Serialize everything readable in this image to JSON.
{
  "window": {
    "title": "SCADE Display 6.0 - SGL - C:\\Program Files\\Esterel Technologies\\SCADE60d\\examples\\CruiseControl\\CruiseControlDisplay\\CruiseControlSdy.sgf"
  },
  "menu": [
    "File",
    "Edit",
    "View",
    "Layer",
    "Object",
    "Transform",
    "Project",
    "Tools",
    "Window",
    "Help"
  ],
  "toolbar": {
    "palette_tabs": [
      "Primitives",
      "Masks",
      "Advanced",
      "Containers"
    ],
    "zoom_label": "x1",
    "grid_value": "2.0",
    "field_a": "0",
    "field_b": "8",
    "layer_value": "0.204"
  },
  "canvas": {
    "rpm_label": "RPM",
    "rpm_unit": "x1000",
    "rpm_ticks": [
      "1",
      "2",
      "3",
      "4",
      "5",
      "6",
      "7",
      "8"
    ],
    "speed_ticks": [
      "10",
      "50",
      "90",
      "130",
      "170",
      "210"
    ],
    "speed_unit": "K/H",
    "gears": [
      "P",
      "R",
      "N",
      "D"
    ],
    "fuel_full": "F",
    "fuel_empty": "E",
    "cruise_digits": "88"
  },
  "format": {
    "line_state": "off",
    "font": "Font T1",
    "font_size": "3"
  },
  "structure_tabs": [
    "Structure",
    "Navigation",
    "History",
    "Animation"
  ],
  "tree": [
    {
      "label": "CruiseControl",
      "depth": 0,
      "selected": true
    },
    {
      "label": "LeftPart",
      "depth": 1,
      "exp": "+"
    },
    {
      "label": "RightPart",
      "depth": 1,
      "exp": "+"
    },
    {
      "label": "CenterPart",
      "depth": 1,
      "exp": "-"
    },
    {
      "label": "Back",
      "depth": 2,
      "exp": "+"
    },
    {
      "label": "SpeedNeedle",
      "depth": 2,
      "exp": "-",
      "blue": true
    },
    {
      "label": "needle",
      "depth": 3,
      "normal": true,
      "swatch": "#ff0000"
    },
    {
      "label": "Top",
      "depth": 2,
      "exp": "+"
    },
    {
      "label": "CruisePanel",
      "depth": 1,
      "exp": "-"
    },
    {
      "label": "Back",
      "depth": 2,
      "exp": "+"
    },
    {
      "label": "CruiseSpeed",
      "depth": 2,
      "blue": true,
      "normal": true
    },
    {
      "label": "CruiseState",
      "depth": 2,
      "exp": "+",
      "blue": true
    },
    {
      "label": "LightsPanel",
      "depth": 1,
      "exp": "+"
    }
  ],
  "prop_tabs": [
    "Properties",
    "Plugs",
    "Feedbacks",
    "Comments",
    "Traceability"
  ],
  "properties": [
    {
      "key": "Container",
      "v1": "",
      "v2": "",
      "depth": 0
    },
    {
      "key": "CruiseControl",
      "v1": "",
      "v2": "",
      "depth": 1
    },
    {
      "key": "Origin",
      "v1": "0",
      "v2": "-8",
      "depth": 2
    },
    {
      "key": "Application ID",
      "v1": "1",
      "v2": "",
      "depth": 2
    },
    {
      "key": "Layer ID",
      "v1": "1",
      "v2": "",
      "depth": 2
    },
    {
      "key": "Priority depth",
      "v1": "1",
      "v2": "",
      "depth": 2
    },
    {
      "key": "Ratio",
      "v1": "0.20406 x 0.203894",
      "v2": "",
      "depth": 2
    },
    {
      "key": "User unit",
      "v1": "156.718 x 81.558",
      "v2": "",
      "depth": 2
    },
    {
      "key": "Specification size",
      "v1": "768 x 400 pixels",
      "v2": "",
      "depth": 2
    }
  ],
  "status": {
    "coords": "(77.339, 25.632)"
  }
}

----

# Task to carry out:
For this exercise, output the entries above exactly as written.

# Solution to this exercise:
Serialize everything readable in this image to JSON.
{
  "window": {
    "title": "SCADE Display 6.0 - SGL - C:\\Program Files\\Esterel Technologies\\SCADE60d\\examples\\CruiseControl\\CruiseControlDisplay\\CruiseControlSdy.sgf"
  },
  "menu": [
    "File",
    "Edit",
    "View",
    "Layer",
    "Object",
    "Transform",
    "Project",
    "Tools",
    "Window",
    "Help"
  ],
  "toolbar": {
    "palette_tabs": [
      "Primitives",
      "Masks",
      "Advanced",
      "Containers"
    ],
    "zoom_label": "x1",
    "grid_value": "2.0",
    "field_a": "0",
    "field_b": "8",
    "layer_value": "0.204"
  },
  "canvas": {
    "rpm_label": "RPM",
    "rpm_unit": "x1000",
    "rpm_ticks": [
      "1",
      "2",
      "3",
      "4",
      "5",
      "6",
      "7",
      "8"
    ],
    "speed_ticks": [
      "10",
      "50",
      "90",
      "130",
      "170",
      "210"
    ],
    "speed_unit": "K/H",
    "gears": [
      "P",
      "R",
      "N",
      "D"
    ],
    "fuel_full": "F",
    "fuel_empty": "E",
    "cruise_digits": "88"
  },
  "format": {
    "line_state": "off",
    "font": "Font T1",
    "font_size": "3"
  },
  "structure_tabs": [
    "Structure",
    "Navigation",
    "History",
    "Animation"
  ],
  "tree": [
    {
      "label": "CruiseControl",
      "depth": 0,
      "selected": true
    },
    {
      "label": "LeftPart",
      "depth": 1,
      "exp": "+"
    },
    {
      "label": "RightPart",
      "depth": 1,
      "exp": "+"
    },
    {
      "label": "CenterPart",
      "depth": 1,
      "exp": "-"
    },
    {
      "label": "Back",
      "depth": 2,
      "exp": "+"
    },
    {
      "label": "SpeedNeedle",
      "depth": 2,
      "exp": "-",
      "blue": true
    },
    {
      "label": "needle",
      "depth": 3,
      "normal": true,
      "swatch": "#ff0000"
    },
    {
      "label": "Top",
      "depth": 2,
      "exp": "+"
    },
    {
      "label": "CruisePanel",
      "depth": 1,
      "exp": "-"
    },
    {
      "label": "Back",
      "depth": 2,
      "exp": "+"
    },
    {
      "label": "CruiseSpeed",
      "depth": 2,
      "blue": true,
      "normal": true
    },
    {
      "label": "CruiseState",
      "depth": 2,
      "exp": "+",
      "blue": true
    },
    {
      "label": "LightsPanel",
      "depth": 1,
      "exp": "+"
    }
  ],
  "prop_tabs": [
    "Properties",
    "Plugs",
    "Feedbacks",
    "Comments",
    "Traceability"
  ],
  "properties": [
    {
      "key": "Container",
      "v1": "",
      "v2": "",
      "depth": 0
    },
    {
      "key": "CruiseControl",
      "v1": "",
      "v2": "",
      "depth": 1
    },
    {
      "key": "Origin",
      "v1": "0",
      "v2": "-8",
      "depth": 2
    },
    {
      "key": "Application ID",
      "v1": "1",
      "v2": "",
      "depth": 2
    },
    {
      "key": "Layer ID",
      "v1": "1",
      "v2": "",
      "depth": 2
    },
    {
      "key": "Priority depth",
      "v1": "1",
      "v2": "",
      "depth": 2
    },
    {
      "key": "Ratio",
      "v1": "0.20406 x 0.203894",
      "v2": "",
      "depth": 2
    },
    {
      "key": "User unit",
      "v1": "156.718 x 81.558",
      "v2": "",
      "depth": 2
    },
    {
      "key": "Specification size",
      "v1": "768 x 400 pixels",
      "v2": "",
      "depth": 2
    }
  ],
  "status": {
    "coords": "(77.339, 25.632)"
  }
}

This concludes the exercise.